In 2008 a paper came out which reported that Europeans had more genetic load than Africans, Proportionally more deleterious genetic variation in European than in African populations. At the time I recall Greg Cochran was somewhat skeptical on grounds of biomedicine, and some rather unrealistic demographic assumptions (an realistically long bottleneck). The basic finding was simple, because of the “Out of Africa” event Europeans (and presumably all non-Africans) would exhibit a higher load of deleterious alleles because of the reduced power of selection in relation to drift. Over the past seven years that simple result has come under critique, and the first author of the 2008 paper now has a review which resolves the conflicting results, The distribution of deleterious genetic variation in human populations, out (the link is to the preprint, which has been around for a while). The short of it seems to be that the distribution of frequencies of deleterious alleles may differ across populations as a function of demographic history, with the bottleneck and rapid population growth resulted in an excess of rare alleles in non-Africans, but the large population producing more efficacy of selection. The theory itself in the paper is less interesting to me than the conclusion. Here he states:

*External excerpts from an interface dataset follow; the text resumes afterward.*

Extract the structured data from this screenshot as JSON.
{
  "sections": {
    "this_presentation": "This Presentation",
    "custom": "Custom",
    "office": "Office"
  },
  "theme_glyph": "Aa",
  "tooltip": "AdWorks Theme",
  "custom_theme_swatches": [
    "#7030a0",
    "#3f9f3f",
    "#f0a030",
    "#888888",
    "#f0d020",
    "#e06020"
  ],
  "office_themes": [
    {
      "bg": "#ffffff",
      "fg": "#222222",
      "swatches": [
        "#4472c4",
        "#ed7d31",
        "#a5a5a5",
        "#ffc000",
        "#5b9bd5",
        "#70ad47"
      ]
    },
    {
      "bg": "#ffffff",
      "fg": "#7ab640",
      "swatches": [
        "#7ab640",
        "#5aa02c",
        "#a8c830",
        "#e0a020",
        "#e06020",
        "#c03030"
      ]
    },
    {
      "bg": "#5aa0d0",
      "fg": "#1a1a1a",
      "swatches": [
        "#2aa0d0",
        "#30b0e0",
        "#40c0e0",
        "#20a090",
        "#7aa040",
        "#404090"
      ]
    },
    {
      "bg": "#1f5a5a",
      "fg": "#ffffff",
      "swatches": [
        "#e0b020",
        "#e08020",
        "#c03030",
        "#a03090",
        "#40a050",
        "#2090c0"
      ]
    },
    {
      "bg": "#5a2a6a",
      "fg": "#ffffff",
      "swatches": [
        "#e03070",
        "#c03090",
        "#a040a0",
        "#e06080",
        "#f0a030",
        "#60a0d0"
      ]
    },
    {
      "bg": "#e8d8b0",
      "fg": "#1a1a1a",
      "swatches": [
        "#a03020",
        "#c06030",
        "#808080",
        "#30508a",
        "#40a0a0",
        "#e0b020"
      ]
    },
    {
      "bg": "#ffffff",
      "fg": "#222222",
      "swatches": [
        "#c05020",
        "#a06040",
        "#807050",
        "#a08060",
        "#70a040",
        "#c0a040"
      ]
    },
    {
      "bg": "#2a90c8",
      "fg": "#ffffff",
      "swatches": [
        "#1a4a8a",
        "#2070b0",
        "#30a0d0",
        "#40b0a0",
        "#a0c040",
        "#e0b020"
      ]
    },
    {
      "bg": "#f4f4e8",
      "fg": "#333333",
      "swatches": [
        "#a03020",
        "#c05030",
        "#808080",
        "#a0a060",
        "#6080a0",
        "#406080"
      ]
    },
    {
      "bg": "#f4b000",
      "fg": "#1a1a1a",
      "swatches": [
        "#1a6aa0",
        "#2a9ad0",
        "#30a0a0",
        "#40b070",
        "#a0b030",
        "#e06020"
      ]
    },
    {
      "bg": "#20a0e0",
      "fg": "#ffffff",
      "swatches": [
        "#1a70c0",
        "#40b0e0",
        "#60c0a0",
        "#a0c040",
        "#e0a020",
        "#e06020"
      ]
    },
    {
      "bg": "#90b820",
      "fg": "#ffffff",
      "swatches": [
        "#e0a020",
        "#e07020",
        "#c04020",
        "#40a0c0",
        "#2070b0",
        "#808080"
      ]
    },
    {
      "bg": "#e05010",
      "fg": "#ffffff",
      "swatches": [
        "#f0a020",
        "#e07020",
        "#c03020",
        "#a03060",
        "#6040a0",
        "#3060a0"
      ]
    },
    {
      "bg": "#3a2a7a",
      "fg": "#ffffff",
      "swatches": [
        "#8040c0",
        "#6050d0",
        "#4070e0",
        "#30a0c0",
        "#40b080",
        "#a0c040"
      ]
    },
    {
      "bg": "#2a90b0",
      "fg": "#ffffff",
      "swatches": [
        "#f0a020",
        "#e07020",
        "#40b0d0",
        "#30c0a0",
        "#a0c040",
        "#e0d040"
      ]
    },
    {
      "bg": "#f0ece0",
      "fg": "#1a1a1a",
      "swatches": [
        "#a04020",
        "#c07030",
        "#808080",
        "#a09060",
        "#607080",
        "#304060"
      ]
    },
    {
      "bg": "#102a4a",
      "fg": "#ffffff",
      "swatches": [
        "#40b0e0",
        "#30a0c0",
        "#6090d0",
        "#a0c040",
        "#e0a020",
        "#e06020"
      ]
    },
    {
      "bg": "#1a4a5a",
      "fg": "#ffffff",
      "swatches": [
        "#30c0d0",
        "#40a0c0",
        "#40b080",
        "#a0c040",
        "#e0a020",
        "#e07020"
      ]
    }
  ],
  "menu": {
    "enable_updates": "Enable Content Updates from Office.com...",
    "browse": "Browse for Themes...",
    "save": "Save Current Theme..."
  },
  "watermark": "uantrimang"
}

Future work should include examining empirical patterns of deleterious mutations in other human populations that have differing populations histories, such as different amounts of recent population growth. Studies with large samples of individuals will be particularly helpful as they will be informative regarding how deleterious mutations have behaved during recent times….
Genomics is powerful. For the sort of subtle evolutionary patterns which researchers are trying to sniff out it strikes me that good quality whole genomes in larger numbers across more populations are probably necessary before we can make robust generalizations about humans, let alone other species. Cautious is definitely important because the first wave of SNP-chip results seem to have produced a set of results which were interpreted in light of theory, without understanding that the empirical results were only a sliver of reality constrained by the methods at hand.